The system of research ethics does not lend itself to an easy checklist of items that indicate if something was performed ethically. For example, consider the metric of how many protocols a board approves on first submission. Fernandez Lynch says that does not really say much about quality. “It could be that a board is approving 100% of protocols, but they aren’t rubber-stamping things. Instead, it could be that they have a robust system in place where the sponsors of the research and the researchers are engaged with the staff of the IRB before they even submit anything so that submitted protocols are in really great shape. They have worked out all the kinks. They are clearly resolving ethical concerns so that by the time they are actually getting to the board, the protocols are approvable. This is the IRB actually working exactly as we would had hoped in the most efficient manner of dealing with any problems before things get to the board.”

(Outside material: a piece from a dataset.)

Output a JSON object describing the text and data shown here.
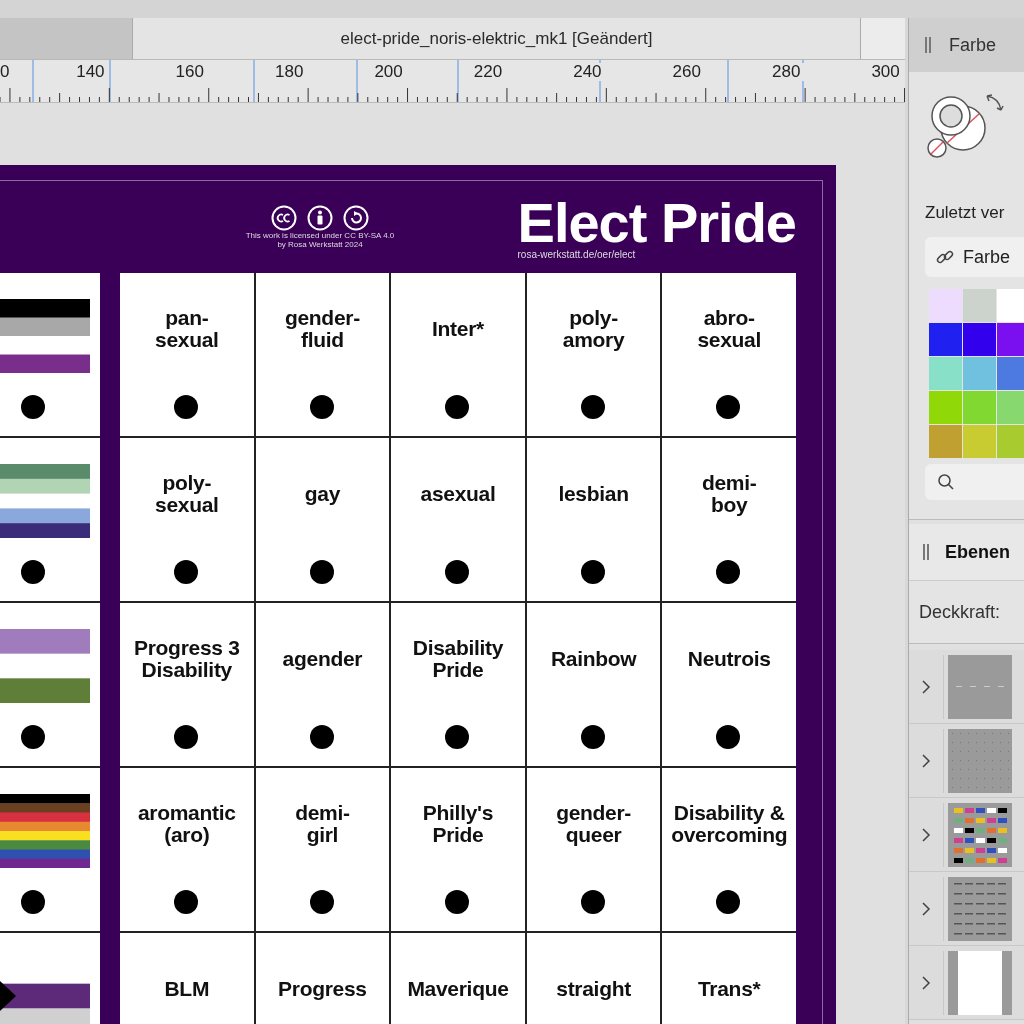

Rosenfeld says he is not sure what will come out of the investigation. “I am quite confident that at least the two big IRBs are completely compliant with the regulations. I think that has become their role.” In the GAO’s last investigation of commercial IRBs, Coast IRB in Colorado Springs approved a fraudulent study. The IRB later shut down.3 “I don’t think there is anything [like the Coast IRB issue],” he says. “They were obviously not doing the right thing. I don’t think there will be any smoking gun this time.” If complying with the regulations is the definition of the “right thing,” then commercial IRBs will point to the regulations and say they are doing what they are supposed to do, he says.
“In my view, IRBs are about protecting the rights and welfare of research participants — not demonstrating compliance with the regulations, but the regulations are the mechanism that we enforce that protection through,” he adds. Therefore, if the IRBs are compliant with the letter of the regulation, then the GAO may not find anything unexpected.
However, Rosenfeld hopes the investigation opens the door to a conversation about the purpose of IRBs. “I think one of the issues with IRBs is that the people they are meant to protect, in most cases, don’t even know they exist,” he says. “There is no real oversight or accountability to people who may one day be research participants, or to society in general. Maybe the GAO will give us an opportunity to have that conversation.”
- Fernandez Lynch H, Rosenfeld S. Institutional review board quality, private equity, and promoting ethical human subjects research. Ann Intern Med 2020;173:558-562.
- Kaplan S. In clinical trials, for-profit review boards are taking over for hospitals. Should they? Stat, July 6, 2016. https://www.statnews.com/2016/07/06/institutional-review-boards-commercial-irbs/
- Koziatek S. IRB seals fate by approving fake protocol in federal sting. IRB Advisor, July 2009. https://www.reliasmedia.com/articles/113357-irb-seals-fate-by-approving-fake-protocol-in-federal-sting